Many thanks to Alma, for allowing me to visit and tell you about my middle grade fantasy novel, Darkbeast. Due to the generosity of my publisher, Simon & Schuster, I will give away a copy of Darkbeast to one commenter chosen at random from all the comments made to this post by 11:59 p.m. EDT tonight.
In Darkbeast, twelve-year-old Keara runs away from home rather than sacrifice Caw, the raven darkbeast that she has been magically bound to all her life. Pursued by Inquisitors who would punish her for heresy, Keara joins a performing troupe of Travelers and tries to find a safe haven for herself and her companion.
I have a confession to make: I want to run away with the Travelers. I have always been fascinated by theater, by the special power that builds between performers and audiences, by the way a story is changed by acting it out, aloud, in public. In college, I indulged my passion for drama by serving as stage manager for several productions. After college, I set aside my love in favor of a stable, reliable job as a lawyer.
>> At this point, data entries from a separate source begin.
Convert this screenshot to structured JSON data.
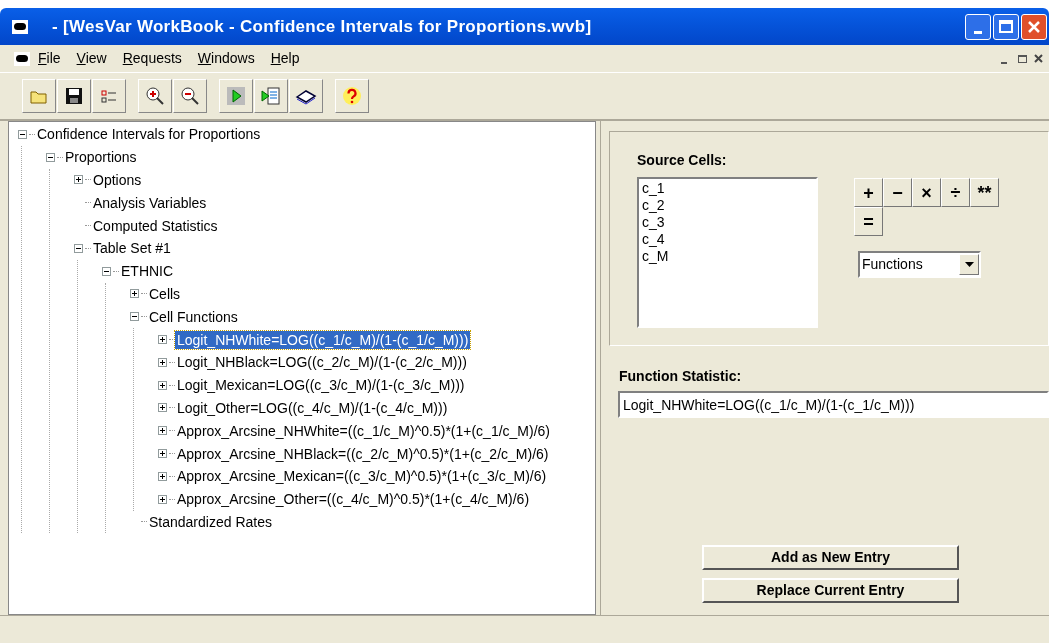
{
  "window": {
    "title": "- [WesVar WorkBook - Confidence Intervals for Proportions.wvb]"
  },
  "menu": [
    {
      "label": "File"
    },
    {
      "label": "View"
    },
    {
      "label": "Requests"
    },
    {
      "label": "Windows"
    },
    {
      "label": "Help"
    }
  ],
  "tree": [
    {
      "label": "Confidence Intervals for Proportions",
      "expanded": true,
      "selected": false,
      "children": [
        {
          "label": "Proportions",
          "expanded": true,
          "selected": false,
          "children": [
            {
              "label": "Options",
              "expanded": false,
              "selected": false
            },
            {
              "label": "Analysis Variables",
              "selected": false
            },
            {
              "label": "Computed Statistics",
              "selected": false
            },
            {
              "label": "Table Set #1",
              "expanded": true,
              "selected": false,
              "children": [
                {
                  "label": "ETHNIC",
                  "expanded": true,
                  "selected": false,
                  "children": [
                    {
                      "label": "Cells",
                      "expanded": false,
                      "selected": false
                    },
                    {
                      "label": "Cell Functions",
                      "expanded": true,
                      "selected": false,
                      "children": [
                        {
                          "label": "Logit_NHWhite=LOG((c_1/c_M)/(1-(c_1/c_M)))",
                          "expanded": false,
                          "selected": true
                        },
                        {
                          "label": "Logit_NHBlack=LOG((c_2/c_M)/(1-(c_2/c_M)))",
                          "expanded": false,
                          "selected": false
                        },
                        {
                          "label": "Logit_Mexican=LOG((c_3/c_M)/(1-(c_3/c_M)))",
                          "expanded": false,
                          "selected": false
                        },
                        {
                          "label": "Logit_Other=LOG((c_4/c_M)/(1-(c_4/c_M)))",
                          "expanded": false,
                          "selected": false
                        },
                        {
                          "label": "Approx_Arcsine_NHWhite=((c_1/c_M)^0.5)*(1+(c_1/c_M)/6)",
                          "expanded": false,
                          "selected": false
                        },
                        {
                          "label": "Approx_Arcsine_NHBlack=((c_2/c_M)^0.5)*(1+(c_2/c_M)/6)",
                          "expanded": false,
                          "selected": false
                        },
                        {
                          "label": "Approx_Arcsine_Mexican=((c_3/c_M)^0.5)*(1+(c_3/c_M)/6)",
                          "expanded": false,
                          "selected": false
                        },
                        {
                          "label": "Approx_Arcsine_Other=((c_4/c_M)^0.5)*(1+(c_4/c_M)/6)",
                          "expanded": false,
                          "selected": false
                        }
                      ]
                    },
                    {
                      "label": "Standardized Rates",
                      "selected": false
                    }
                  ]
                }
              ]
            }
          ]
        }
      ]
    }
  ],
  "source_cells": {
    "label": "Source Cells:",
    "items": [
      "c_1",
      "c_2",
      "c_3",
      "c_4",
      "c_M"
    ]
  },
  "operators": [
    "+",
    "−",
    "×",
    "÷",
    "**",
    "="
  ],
  "functions_dropdown": {
    "value": "Functions"
  },
  "function_statistic": {
    "label": "Function Statistic:",
    "value": "Logit_NHWhite=LOG((c_1/c_M)/(1-(c_1/c_M)))"
  },
  "buttons": [
    "Add as New Entry",
    "Replace Current Entry"
  ]
}
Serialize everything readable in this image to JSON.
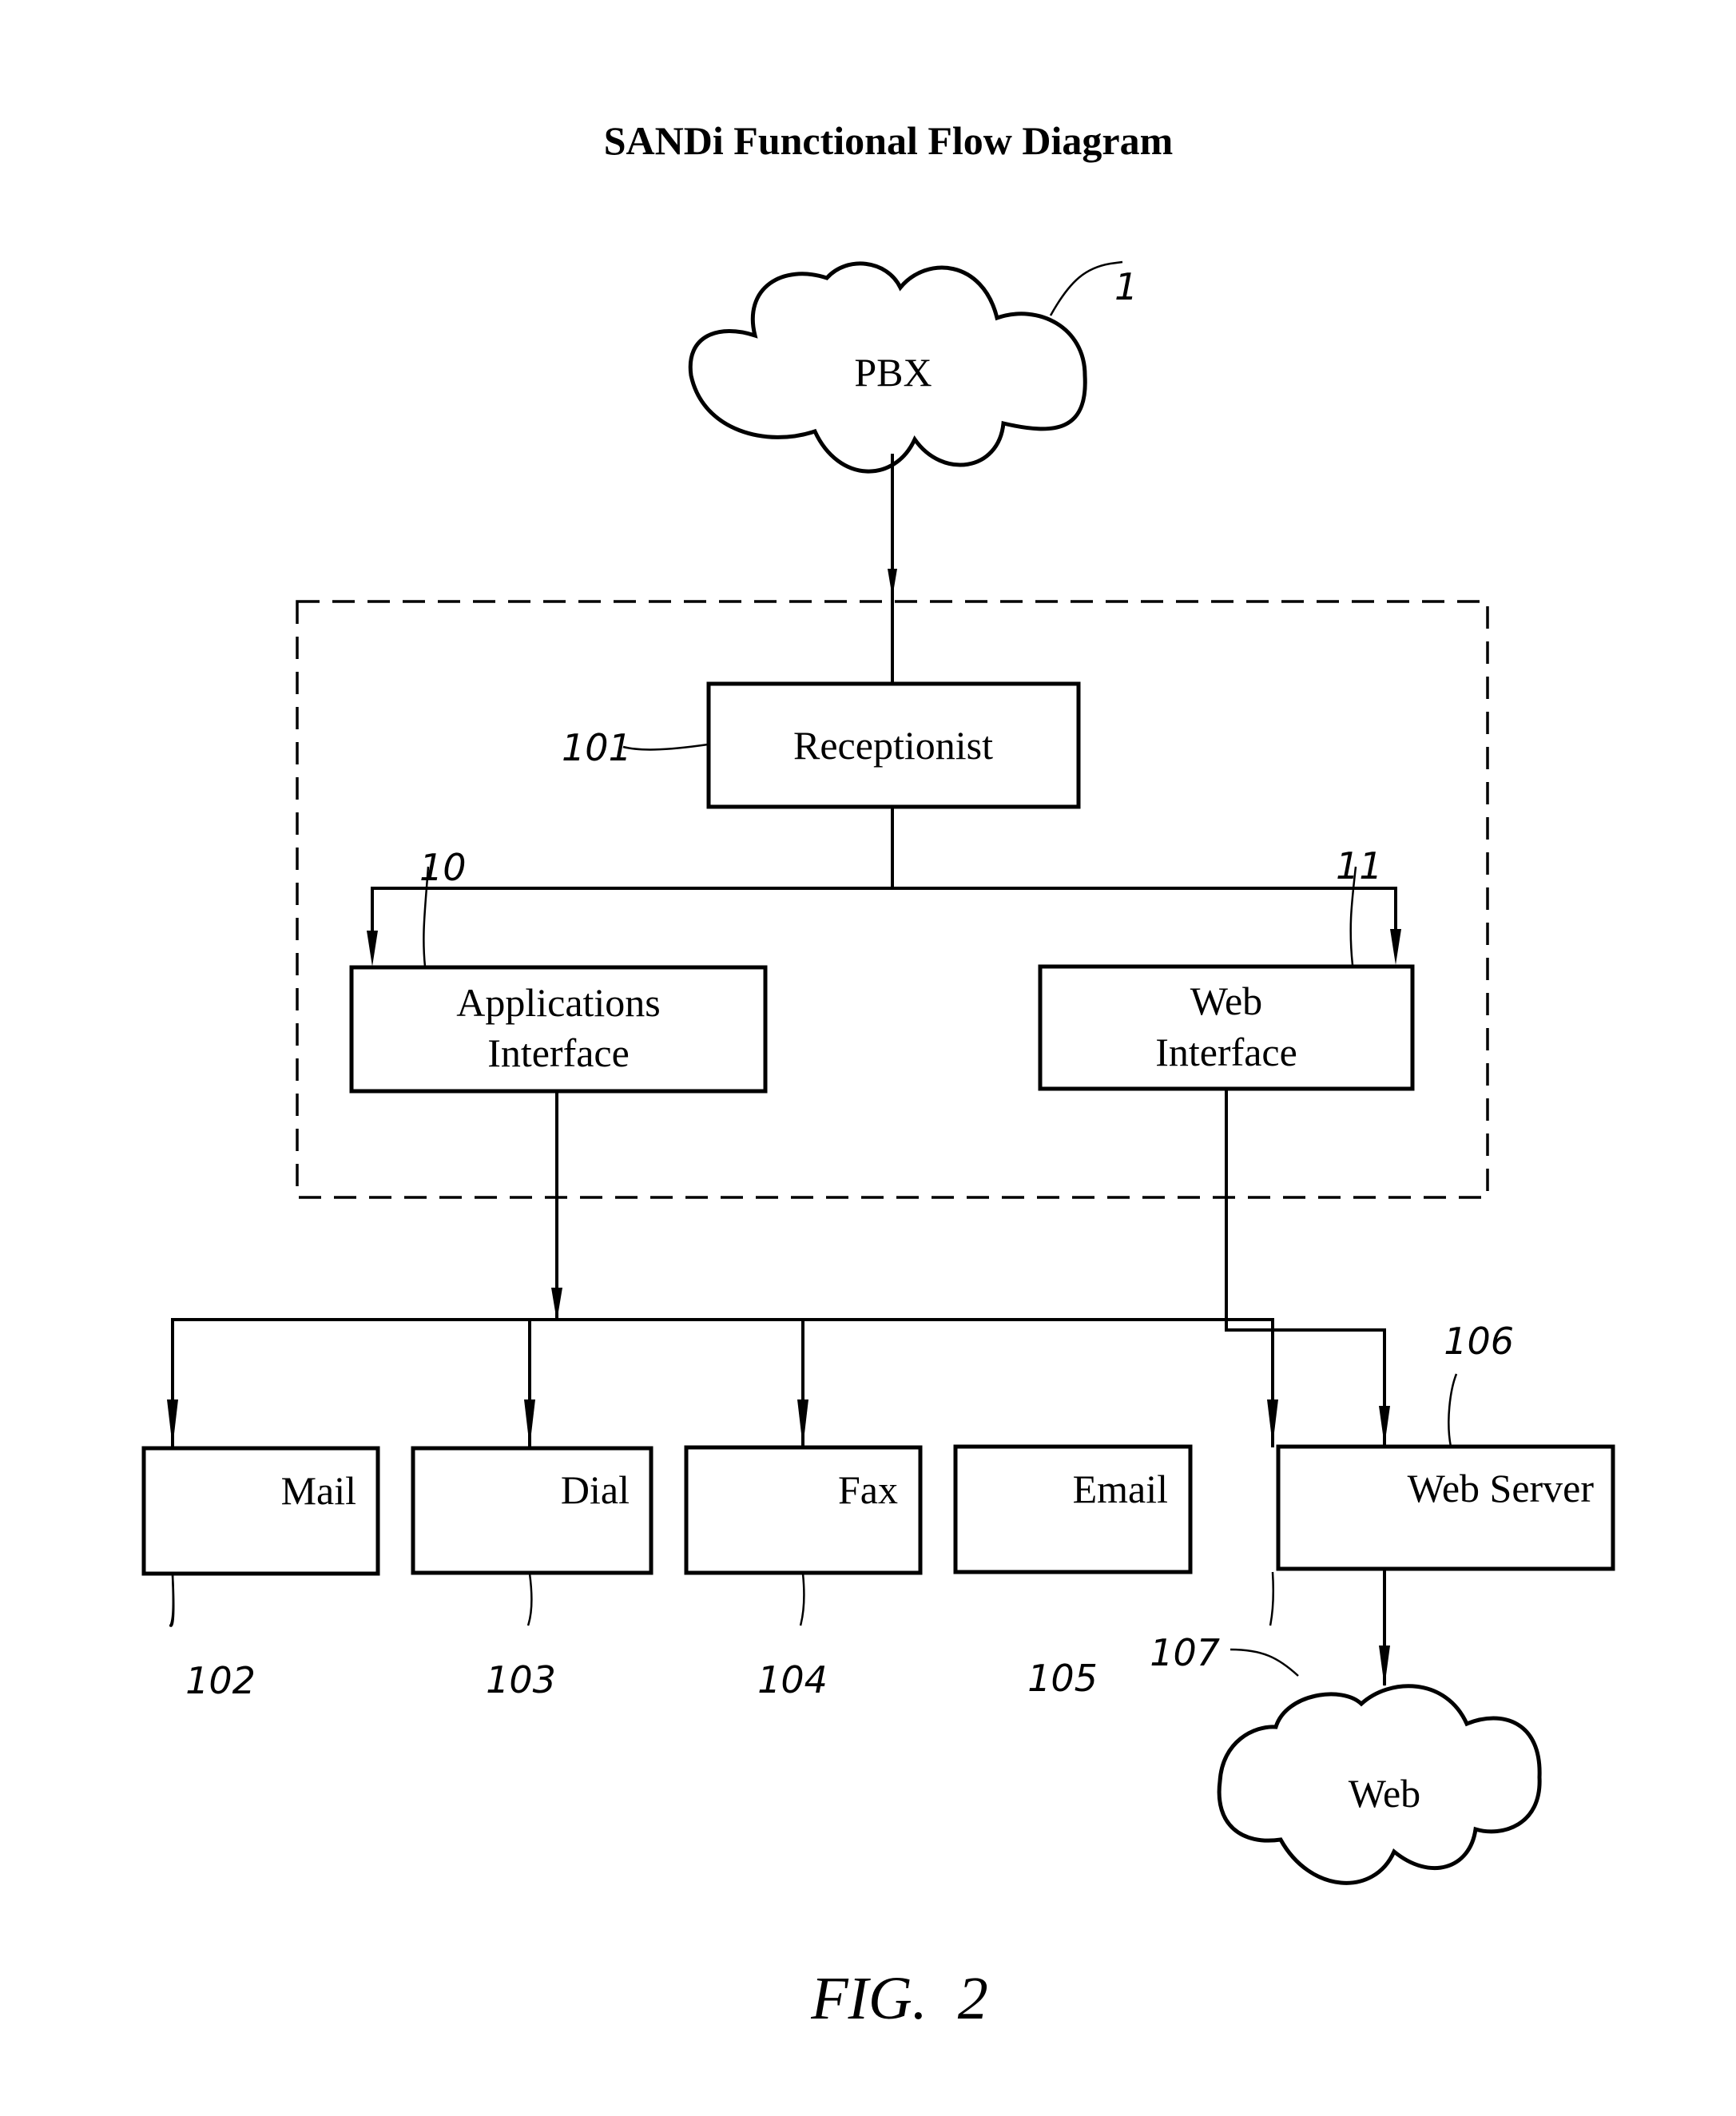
{
  "title": "SANDi Functional Flow Diagram",
  "figure_caption": "FIG.  2",
  "nodes": {
    "pbx": {
      "label": "PBX",
      "ref": "1",
      "shape": "cloud"
    },
    "receptionist": {
      "label": "Receptionist",
      "ref": "101",
      "shape": "box"
    },
    "applications_interface": {
      "label_line1": "Applications",
      "label_line2": "Interface",
      "ref": "10",
      "shape": "box"
    },
    "web_interface": {
      "label_line1": "Web",
      "label_line2": "Interface",
      "ref": "11",
      "shape": "box"
    },
    "mail": {
      "label": "Mail",
      "ref": "102",
      "shape": "box"
    },
    "dial": {
      "label": "Dial",
      "ref": "103",
      "shape": "box"
    },
    "fax": {
      "label": "Fax",
      "ref": "104",
      "shape": "box"
    },
    "email": {
      "label": "Email",
      "ref": "105",
      "shape": "box"
    },
    "web_server": {
      "label": "Web Server",
      "ref": "106",
      "shape": "box"
    },
    "web": {
      "label": "Web",
      "ref": "107",
      "shape": "cloud"
    }
  },
  "edges": [
    {
      "from": "pbx",
      "to": "receptionist"
    },
    {
      "from": "receptionist",
      "to": "applications_interface"
    },
    {
      "from": "receptionist",
      "to": "web_interface"
    },
    {
      "from": "applications_interface",
      "to": "mail"
    },
    {
      "from": "applications_interface",
      "to": "dial"
    },
    {
      "from": "applications_interface",
      "to": "fax"
    },
    {
      "from": "applications_interface",
      "to": "email"
    },
    {
      "from": "web_interface",
      "to": "web_server"
    },
    {
      "from": "web_server",
      "to": "web"
    }
  ],
  "groups": [
    {
      "name": "sandi-system-boundary",
      "members": [
        "receptionist",
        "applications_interface",
        "web_interface"
      ],
      "style": "dashed"
    }
  ]
}
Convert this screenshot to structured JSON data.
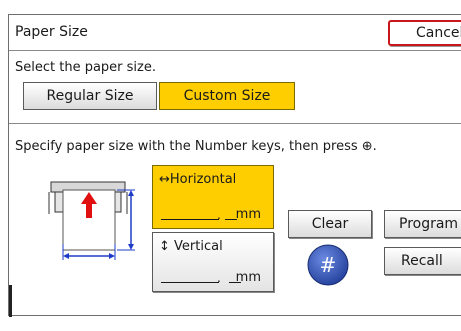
{
  "header": {
    "title": "Paper Size",
    "cancel_label": "Cancel"
  },
  "select": {
    "label": "Select the paper size.",
    "regular_label": "Regular Size",
    "custom_label": "Custom Size",
    "selected": "Custom Size"
  },
  "instruction": "Specify paper size with the Number keys, then press ⊕.",
  "horizontal": {
    "label": "↔Horizontal",
    "value": ".",
    "unit": "mm"
  },
  "vertical": {
    "label": "↕ Vertical",
    "value": ".",
    "unit": "mm"
  },
  "buttons": {
    "clear_label": "Clear",
    "program_label": "Program",
    "recall_label": "Recall",
    "hash_label": "#"
  },
  "colors": {
    "selected": "#ffce00",
    "cancel_border": "#c8161d",
    "arrow_blue": "#1e3cc8",
    "arrow_red": "#e01010",
    "hash_blue": "#2d4fb0"
  }
}
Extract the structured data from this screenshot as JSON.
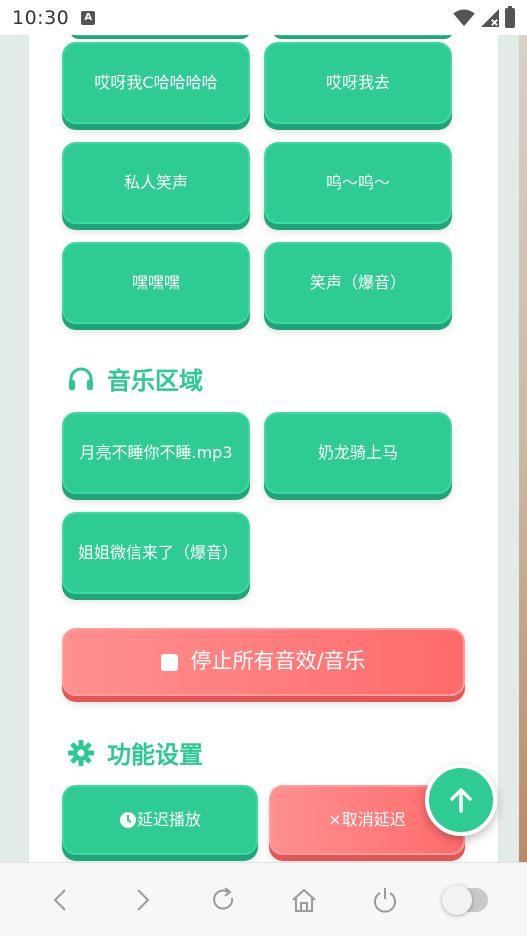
{
  "status_bar": {
    "time": "10:30",
    "notif_glyph": "A"
  },
  "sound_buttons": [
    {
      "label": "哎呀我C哈哈哈哈"
    },
    {
      "label": "哎呀我去"
    },
    {
      "label": "私人笑声"
    },
    {
      "label": "呜～呜～"
    },
    {
      "label": "嘿嘿嘿"
    },
    {
      "label": "笑声（爆音）"
    }
  ],
  "music_section": {
    "title": "音乐区域",
    "icon": "headphones-icon",
    "items": [
      {
        "label": "月亮不睡你不睡.mp3"
      },
      {
        "label": "奶龙骑上马"
      },
      {
        "label": "姐姐微信来了（爆音）"
      }
    ]
  },
  "stop_button": {
    "label": "停止所有音效/音乐"
  },
  "settings_section": {
    "title": "功能设置",
    "icon": "gear-icon",
    "delay_play_label": "延迟播放",
    "cancel_delay_label": "×取消延迟"
  },
  "colors": {
    "accent": "#2ecb93",
    "danger": "#ff6b6b"
  },
  "bottom_nav": {
    "icons": [
      "back-icon",
      "forward-icon",
      "refresh-icon",
      "home-icon",
      "power-icon",
      "toggle-switch"
    ]
  }
}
But still, the theater called. Once, I was attending a lawyer convention in Toronto, and I sneaked away to spend the afternoon at the Gardiner Museum of Ceramic Art. Before long, I found myself standing in front of a display case, ogling the statuettes that depicted a Commedia dell'Arte troupe.
Now, in literature, coincidence is often considered a crutch, a support for a thoroughly incompetent writer who cannot build a plot to save her life. But there – in front of the figurines of Harlequin and Pierrot and Pantalone – someone called me by name. I turned around to find a friend from college, John, who had lived in my dormitory freshman and sophomore years.
We chatted for a few minutes, and I confessed that I didn't know a great deal about the Commedia characters; I just loved the way they were posed, performing a play. He laughed and reminded me that he had written his senior thesis about Commedia dell'Arte. We spent almost two hours in front of the statuettes, while he regaled me with tales about the theatrical tradition.
When I left the Gardiner, I had the seeds of a story – about a girl who runs away from home to save her best friend. She takes up with a Commedia troupe (in my world, the Travelers). She learns that there are some plays (in my world, the Common Plays) that can be modified at will, improvised endlessly, crafted like the finest Commedia entertainment. But there are other plays (in my world, the Holy Plays) that can only be changed with the most dire of consequences…
I had all the seeds of Darkbeast – harvested right there, in front of the Commedia figurines. In fact, I even had the key to my writing career. In yet another stunning coincidence, John was also a lawyer, practicing in my area of expertise. When I left the practice of law a few years later to find more time to write novels, John took my place at the law firm.
Certainly, if I saw that story acted out on a stage, I would never believe it. But perhaps if it were performed by just the right Commedia troupe, with just the right thumbing one's nose at authority… Naw. No one would ever believe it. Even if it's the truth!
What is the most dramatic (either in the sense of "of the theater" or "life-changing") coincidence that you ever experienced?
Morgan can be found online at:
Darkbeast is for sale in bricks-and-mortar and online bookstores, including: Amazon | B & N | Indiebound
Morgan Keyes grew up in California, Texas, Georgia, and Minnesota, accompanied by parents, a brother, a dog, and a cat. Also, there were books. Lots and lots of books. Morgan now lives near Washington, D.C. In between trips to the Natural History Museum and the National Gallery of Art, she reads, travels, reads, writes, reads, cooks, reads, wrestles with cats, and reads. Because there are still books. Lots and lots of books.